The generateValidationScript() method inside a concrete ClientRuleScripter object simply returns the JS statements necessary to implement that rule. I am using yet another abstract object, an abstract ClientRuleScripter, which forms the base of each concrete ClientRuleScripter object, but the only reason I'm doing that is to eliminate duplication of code when generating the JS validations. I left it off the diagram because I figured it was already crowded enough, and it doesn't really have anything to do with the framework itself.

A Fork in the Road

Whew, that finishes my explanation of the design of this object oriented validation framework. I think that the code base is just about ready to be shared with interested parties. I realize at this point that I need to make a decision about what to write about in future blog posts. Obviously I still have a lot of material that I can cover, all of which I do intend to cover over time. I think that this material can be divided into two categories:

  1. How I've implemented the design. That is, the actual code that I wrote, along with an explanation of that code.
  2. How to implement the framework in an existing model. That is, what would a developer do to integrate the framework with an existing model.

I'd like to throw this question out there for anyone that is interested. Which would you prefer to see? If you care either way, please either leave a comment or feel free to email me directly.

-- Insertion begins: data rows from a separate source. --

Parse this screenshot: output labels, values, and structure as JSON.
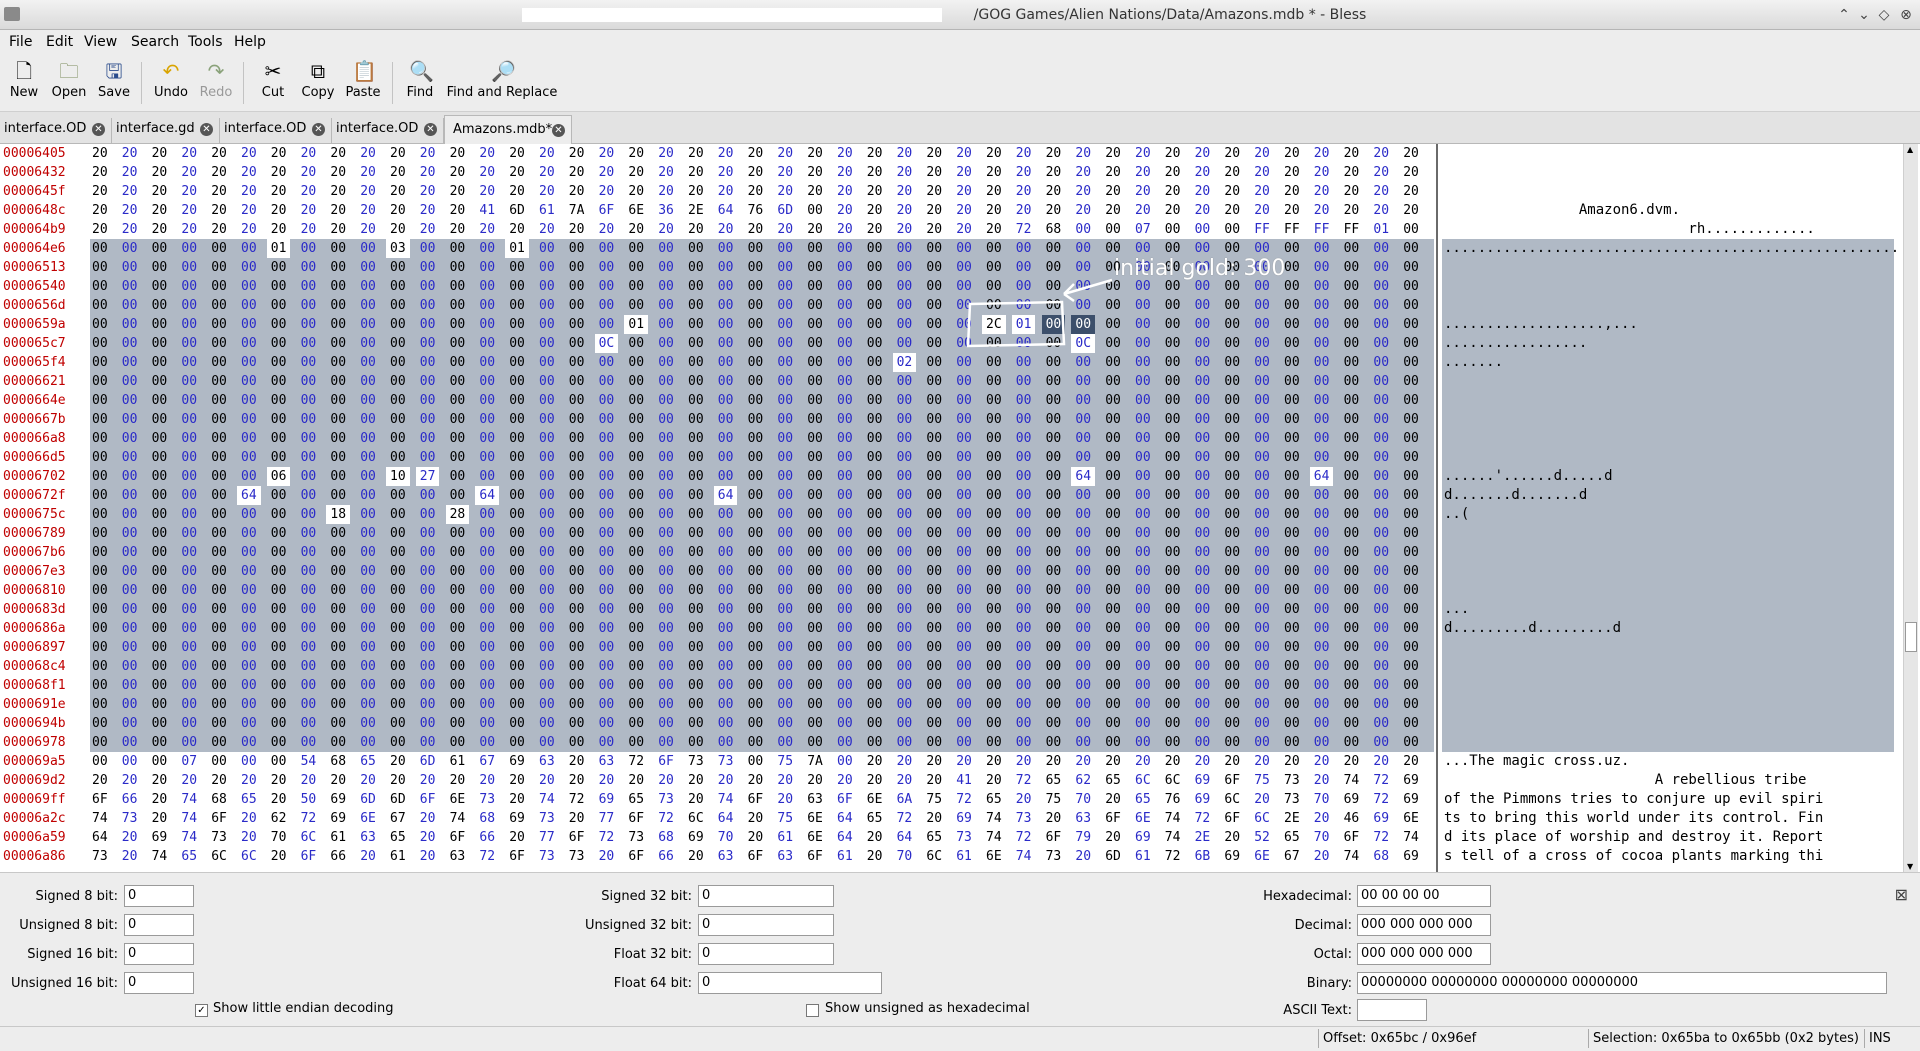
{
  "window": {
    "title": "/GOG Games/Alien Nations/Data/Amazons.mdb * - Bless"
  },
  "menu": [
    "File",
    "Edit",
    "View",
    "Search",
    "Tools",
    "Help"
  ],
  "toolbar": {
    "new": "New",
    "open": "Open",
    "save": "Save",
    "undo": "Undo",
    "redo": "Redo",
    "cut": "Cut",
    "copy": "Copy",
    "paste": "Paste",
    "find": "Find",
    "find_replace": "Find and Replace"
  },
  "tabs": [
    "interface.OD",
    "interface.gd",
    "interface.OD",
    "interface.OD",
    "Amazons.mdb*"
  ],
  "hex_view": {
    "offsets": [
      "00006405",
      "00006432",
      "0000645f",
      "0000648c",
      "000064b9",
      "000064e6",
      "00006513",
      "00006540",
      "0000656d",
      "0000659a",
      "000065c7",
      "000065f4",
      "00006621",
      "0000664e",
      "0000667b",
      "000066a8",
      "000066d5",
      "00006702",
      "0000672f",
      "0000675c",
      "00006789",
      "000067b6",
      "000067e3",
      "00006810",
      "0000683d",
      "0000686a",
      "00006897",
      "000068c4",
      "000068f1",
      "0000691e",
      "0000694b",
      "00006978",
      "000069a5",
      "000069d2",
      "000069ff",
      "00006a2c",
      "00006a59",
      "00006a86"
    ],
    "rows": [
      "20 20 20 20 20 20 20 20 20 20 20 20 20 20 20 20 20 20 20 20 20 20 20 20 20 20 20 20 20 20 20 20 20 20 20 20 20 20 20 20 20 20 20 20 20",
      "20 20 20 20 20 20 20 20 20 20 20 20 20 20 20 20 20 20 20 20 20 20 20 20 20 20 20 20 20 20 20 20 20 20 20 20 20 20 20 20 20 20 20 20 20",
      "20 20 20 20 20 20 20 20 20 20 20 20 20 20 20 20 20 20 20 20 20 20 20 20 20 20 20 20 20 20 20 20 20 20 20 20 20 20 20 20 20 20 20 20 20",
      "20 20 20 20 20 20 20 20 20 20 20 20 20 41 6D 61 7A 6F 6E 36 2E 64 76 6D 00 20 20 20 20 20 20 20 20 20 20 20 20 20 20 20 20 20 20 20 20",
      "20 20 20 20 20 20 20 20 20 20 20 20 20 20 20 20 20 20 20 20 20 20 20 20 20 20 20 20 20 20 20 72 68 00 00 07 00 00 00 FF FF FF FF 01 00",
      "00 00 00 00 00 00 01 00 00 00 03 00 00 00 01 00 00 00 00 00 00 00 00 00 00 00 00 00 00 00 00 00 00 00 00 00 00 00 00 00 00 00 00 00 00",
      "00 00 00 00 00 00 00 00 00 00 00 00 00 00 00 00 00 00 00 00 00 00 00 00 00 00 00 00 00 00 00 00 00 00 00 00 00 00 00 00 00 00 00 00 00",
      "00 00 00 00 00 00 00 00 00 00 00 00 00 00 00 00 00 00 00 00 00 00 00 00 00 00 00 00 00 00 00 00 00 00 00 00 00 00 00 00 00 00 00 00 00",
      "00 00 00 00 00 00 00 00 00 00 00 00 00 00 00 00 00 00 00 00 00 00 00 00 00 00 00 00 00 00 00 00 00 00 00 00 00 00 00 00 00 00 00 00 00",
      "00 00 00 00 00 00 00 00 00 00 00 00 00 00 00 00 00 00 01 00 00 00 00 00 00 00 00 00 00 00 2C 01 00 00 00 00 00 00 00 00 00 00 00 00 00",
      "00 00 00 00 00 00 00 00 00 00 00 00 00 00 00 00 00 0C 00 00 00 00 00 00 00 00 00 00 00 00 00 00 00 0C 00 00 00 00 00 00 00 00 00 00 00",
      "00 00 00 00 00 00 00 00 00 00 00 00 00 00 00 00 00 00 00 00 00 00 00 00 00 00 00 02 00 00 00 00 00 00 00 00 00 00 00 00 00 00 00 00 00",
      "00 00 00 00 00 00 00 00 00 00 00 00 00 00 00 00 00 00 00 00 00 00 00 00 00 00 00 00 00 00 00 00 00 00 00 00 00 00 00 00 00 00 00 00 00",
      "00 00 00 00 00 00 00 00 00 00 00 00 00 00 00 00 00 00 00 00 00 00 00 00 00 00 00 00 00 00 00 00 00 00 00 00 00 00 00 00 00 00 00 00 00",
      "00 00 00 00 00 00 00 00 00 00 00 00 00 00 00 00 00 00 00 00 00 00 00 00 00 00 00 00 00 00 00 00 00 00 00 00 00 00 00 00 00 00 00 00 00",
      "00 00 00 00 00 00 00 00 00 00 00 00 00 00 00 00 00 00 00 00 00 00 00 00 00 00 00 00 00 00 00 00 00 00 00 00 00 00 00 00 00 00 00 00 00",
      "00 00 00 00 00 00 00 00 00 00 00 00 00 00 00 00 00 00 00 00 00 00 00 00 00 00 00 00 00 00 00 00 00 00 00 00 00 00 00 00 00 00 00 00 00",
      "00 00 00 00 00 00 06 00 00 00 10 27 00 00 00 00 00 00 00 00 00 00 00 00 00 00 00 00 00 00 00 00 00 64 00 00 00 00 00 00 00 64 00 00 00",
      "00 00 00 00 00 64 00 00 00 00 00 00 00 64 00 00 00 00 00 00 00 64 00 00 00 00 00 00 00 00 00 00 00 00 00 00 00 00 00 00 00 00 00 00 00",
      "00 00 00 00 00 00 00 00 18 00 00 00 28 00 00 00 00 00 00 00 00 00 00 00 00 00 00 00 00 00 00 00 00 00 00 00 00 00 00 00 00 00 00 00 00",
      "00 00 00 00 00 00 00 00 00 00 00 00 00 00 00 00 00 00 00 00 00 00 00 00 00 00 00 00 00 00 00 00 00 00 00 00 00 00 00 00 00 00 00 00 00",
      "00 00 00 00 00 00 00 00 00 00 00 00 00 00 00 00 00 00 00 00 00 00 00 00 00 00 00 00 00 00 00 00 00 00 00 00 00 00 00 00 00 00 00 00 00",
      "00 00 00 00 00 00 00 00 00 00 00 00 00 00 00 00 00 00 00 00 00 00 00 00 00 00 00 00 00 00 00 00 00 00 00 00 00 00 00 00 00 00 00 00 00",
      "00 00 00 00 00 00 00 00 00 00 00 00 00 00 00 00 00 00 00 00 00 00 00 00 00 00 00 00 00 00 00 00 00 00 00 00 00 00 00 00 00 00 00 00 00",
      "00 00 00 00 00 00 00 00 00 00 00 00 00 00 00 00 00 00 00 00 00 00 00 00 00 00 00 00 00 00 00 00 00 00 00 00 00 00 00 00 00 00 00 00 00",
      "00 00 00 00 00 00 00 00 00 00 00 00 00 00 00 00 00 00 00 00 00 00 00 00 00 00 00 00 00 00 00 00 00 00 00 00 00 00 00 00 00 00 00 00 00",
      "00 00 00 00 00 00 00 00 00 00 00 00 00 00 00 00 00 00 00 00 00 00 00 00 00 00 00 00 00 00 00 00 00 00 00 00 00 00 00 00 00 00 00 00 00",
      "00 00 00 00 00 00 00 00 00 00 00 00 00 00 00 00 00 00 00 00 00 00 00 00 00 00 00 00 00 00 00 00 00 00 00 00 00 00 00 00 00 00 00 00 00",
      "00 00 00 00 00 00 00 00 00 00 00 00 00 00 00 00 00 00 00 00 00 00 00 00 00 00 00 00 00 00 00 00 00 00 00 00 00 00 00 00 00 00 00 00 00",
      "00 00 00 00 00 00 00 00 00 00 00 00 00 00 00 00 00 00 00 00 00 00 00 00 00 00 00 00 00 00 00 00 00 00 00 00 00 00 00 00 00 00 00 00 00",
      "00 00 00 00 00 00 00 00 00 00 00 00 00 00 00 00 00 00 00 00 00 00 00 00 00 00 00 00 00 00 00 00 00 00 00 00 00 00 00 00 00 00 00 00 00",
      "00 00 00 00 00 00 00 00 00 00 00 00 00 00 00 00 00 00 00 00 00 00 00 00 00 00 00 00 00 00 00 00 00 00 00 00 00 00 00 00 00 00 00 00 00",
      "00 00 00 07 00 00 00 54 68 65 20 6D 61 67 69 63 20 63 72 6F 73 73 00 75 7A 00 20 20 20 20 20 20 20 20 20 20 20 20 20 20 20 20 20 20 20",
      "20 20 20 20 20 20 20 20 20 20 20 20 20 20 20 20 20 20 20 20 20 20 20 20 20 20 20 20 20 41 20 72 65 62 65 6C 6C 69 6F 75 73 20 74 72 69 62 65 20",
      "6F 66 20 74 68 65 20 50 69 6D 6D 6F 6E 73 20 74 72 69 65 73 20 74 6F 20 63 6F 6E 6A 75 72 65 20 75 70 20 65 76 69 6C 20 73 70 69 72 69",
      "74 73 20 74 6F 20 62 72 69 6E 67 20 74 68 69 73 20 77 6F 72 6C 64 20 75 6E 64 65 72 20 69 74 73 20 63 6F 6E 74 72 6F 6C 2E 20 46 69 6E",
      "64 20 69 74 73 20 70 6C 61 63 65 20 6F 66 20 77 6F 72 73 68 69 70 20 61 6E 64 20 64 65 73 74 72 6F 79 20 69 74 2E 20 52 65 70 6F 72 74",
      "73 20 74 65 6C 6C 20 6F 66 20 61 20 63 72 6F 73 73 20 6F 66 20 63 6F 63 6F 61 20 70 6C 61 6E 74 73 20 6D 61 72 6B 69 6E 67 20 74 68 69"
    ],
    "ascii": [
      "",
      "",
      "",
      "                Amazon6.dvm.",
      "                             rh.............",
      "......................................................",
      "",
      "",
      "",
      "...................,...",
      ".................",
      ".......",
      "",
      "",
      "",
      "",
      "",
      "......'......d.....d",
      "d.......d.......d",
      "..(",
      "",
      "",
      "",
      "",
      "...",
      "d.........d.........d",
      "",
      "",
      "",
      "",
      "",
      "",
      "...The magic cross.uz.",
      "                         A rebellious tribe",
      "of the Pimmons tries to conjure up evil spiri",
      "ts to bring this world under its control. Fin",
      "d its place of worship and destroy it. Report",
      "s tell of a cross of cocoa plants marking thi"
    ],
    "annotation": "initial gold: 300"
  },
  "panel": {
    "signed8_label": "Signed 8 bit:",
    "signed8": "0",
    "unsigned8_label": "Unsigned 8 bit:",
    "unsigned8": "0",
    "signed16_label": "Signed 16 bit:",
    "signed16": "0",
    "unsigned16_label": "Unsigned 16 bit:",
    "unsigned16": "0",
    "signed32_label": "Signed 32 bit:",
    "signed32": "0",
    "unsigned32_label": "Unsigned 32 bit:",
    "unsigned32": "0",
    "float32_label": "Float 32 bit:",
    "float32": "0",
    "float64_label": "Float 64 bit:",
    "float64": "0",
    "hex_label": "Hexadecimal:",
    "hex": "00 00 00 00",
    "dec_label": "Decimal:",
    "dec": "000 000 000 000",
    "oct_label": "Octal:",
    "oct": "000 000 000 000",
    "bin_label": "Binary:",
    "bin": "00000000 00000000 00000000 00000000",
    "ascii_label": "ASCII Text:",
    "ascii": "",
    "little_endian": "Show little endian decoding",
    "unsigned_hex": "Show unsigned as hexadecimal"
  },
  "status": {
    "offset": "Offset: 0x65bc / 0x96ef",
    "selection": "Selection: 0x65ba to 0x65bb (0x2 bytes)",
    "mode": "INS"
  }
}
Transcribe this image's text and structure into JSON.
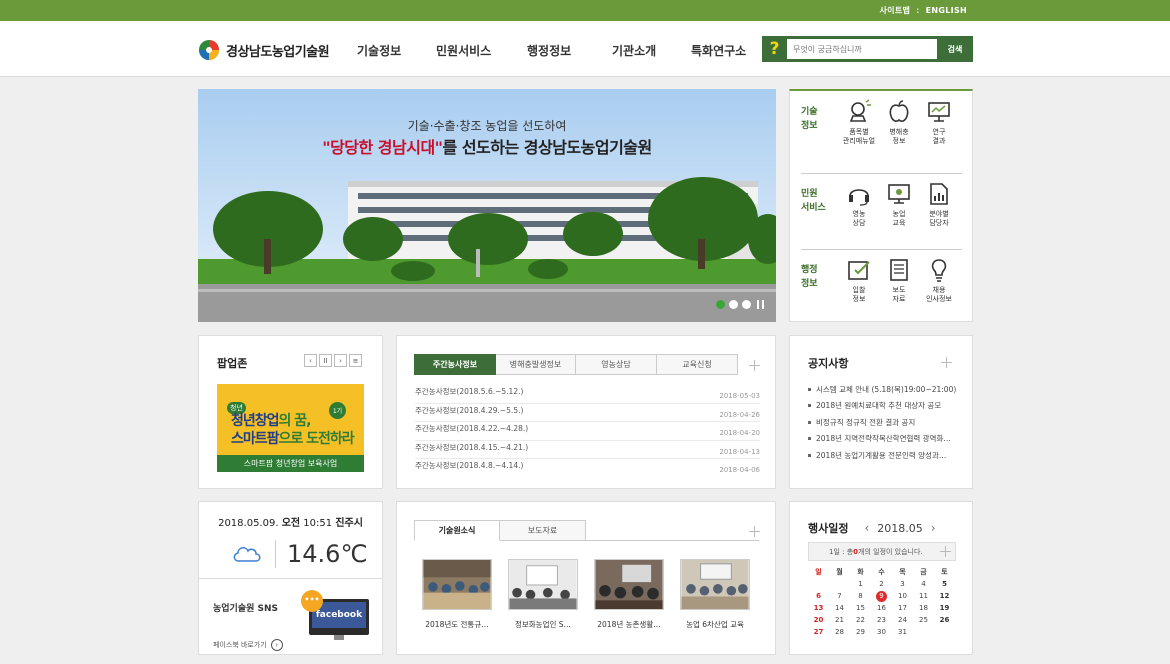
{
  "topbar": {
    "sitemap": "사이트맵",
    "separator": ":",
    "english": "ENGLISH"
  },
  "header": {
    "logo_text": "경상남도농업기술원",
    "nav": [
      "기술정보",
      "민원서비스",
      "행정정보",
      "기관소개",
      "특화연구소"
    ],
    "search_placeholder": "무엇이 궁금하십니까",
    "search_button": "검색",
    "search_help": "?"
  },
  "banner": {
    "line1": "기술·수출·창조 농업을 선도하여",
    "line2_quote": "\"당당한 경남시대\"",
    "line2_rest": "를 선도하는 경상남도농업기술원"
  },
  "quick": {
    "groups": [
      {
        "cat": [
          "기술",
          "정보"
        ],
        "items": [
          [
            "품목별",
            "관리매뉴얼"
          ],
          [
            "병해충",
            "정보"
          ],
          [
            "연구",
            "결과"
          ]
        ]
      },
      {
        "cat": [
          "민원",
          "서비스"
        ],
        "items": [
          [
            "영농",
            "상담"
          ],
          [
            "농업",
            "교육"
          ],
          [
            "분야별",
            "담당자"
          ]
        ]
      },
      {
        "cat": [
          "행정",
          "정보"
        ],
        "items": [
          [
            "입찰",
            "정보"
          ],
          [
            "보도",
            "자료"
          ],
          [
            "채용",
            "인사정보"
          ]
        ]
      }
    ]
  },
  "popup": {
    "title": "팝업존",
    "controls": [
      "‹",
      "II",
      "›",
      "≡"
    ],
    "banner_tag": "청년",
    "banner_l1a": "청년창업",
    "banner_l1b": "의 꿈,",
    "banner_l2a": "스마트팜",
    "banner_l2b": "으로 도전하라",
    "banner_badge": "1기",
    "banner_bottom": "스마트팜 청년창업 보육사업"
  },
  "news": {
    "tabs": [
      "주간농사정보",
      "병해충발생정보",
      "영농상담",
      "교육신청"
    ],
    "items": [
      {
        "title": "주간농사정보(2018.5.6.~5.12.)",
        "date": "2018-05-03"
      },
      {
        "title": "주간농사정보(2018.4.29.~5.5.)",
        "date": "2018-04-26"
      },
      {
        "title": "주간농사정보(2018.4.22.~4.28.)",
        "date": "2018-04-20"
      },
      {
        "title": "주간농사정보(2018.4.15.~4.21.)",
        "date": "2018-04-13"
      },
      {
        "title": "주간농사정보(2018.4.8.~4.14.)",
        "date": "2018-04-06"
      }
    ]
  },
  "notice": {
    "title": "공지사항",
    "items": [
      "시스템 교체 안내 (5.18(목)19:00~21:00)",
      "2018년 원예치료대학 추천 대상자 공모",
      "비정규직 정규직 전환 결과 공지",
      "2018년 지역전략작목산학연협력 광역화…",
      "2018년 농업기계활용 전문인력 양성과…"
    ]
  },
  "weather": {
    "date": "2018.05.09.",
    "ampm": "오전",
    "time": "10:51",
    "place": "진주시",
    "temp": "14.6℃"
  },
  "sns": {
    "title": "농업기술원 SNS",
    "brand": "facebook",
    "dots": "•••",
    "link": "페이스북 바로가기",
    "link_icon": "›"
  },
  "tech": {
    "tabs": [
      "기술원소식",
      "보도자료"
    ],
    "items": [
      "2018년도 전통규…",
      "정보화농업인 S…",
      "2018년 농촌생활…",
      "농업 6차산업 교육"
    ]
  },
  "calendar": {
    "title": "행사일정",
    "month": "2018.05",
    "prev": "‹",
    "next": "›",
    "info_pre": "1일 : 총 ",
    "info_count": "0",
    "info_post": "개의 일정이 있습니다.",
    "weekdays": [
      "일",
      "월",
      "화",
      "수",
      "목",
      "금",
      "토"
    ],
    "weeks": [
      [
        "",
        "",
        "1",
        "2",
        "3",
        "4",
        "5"
      ],
      [
        "6",
        "7",
        "8",
        "9",
        "10",
        "11",
        "12"
      ],
      [
        "13",
        "14",
        "15",
        "16",
        "17",
        "18",
        "19"
      ],
      [
        "20",
        "21",
        "22",
        "23",
        "24",
        "25",
        "26"
      ],
      [
        "27",
        "28",
        "29",
        "30",
        "31",
        "",
        ""
      ]
    ],
    "today": "9"
  }
}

I would vote for examples of how to use it, then after seeing exactly 'what' it does, the 'how' will make more sense
# Posted By doug s | 10/21/08 11:10 AM
Good point Doug. I've released the code so I definitely think it makes sense to do a few "how to" posts at this point.
# Posted By Bob Silverberg | 10/24/08 5:46 AM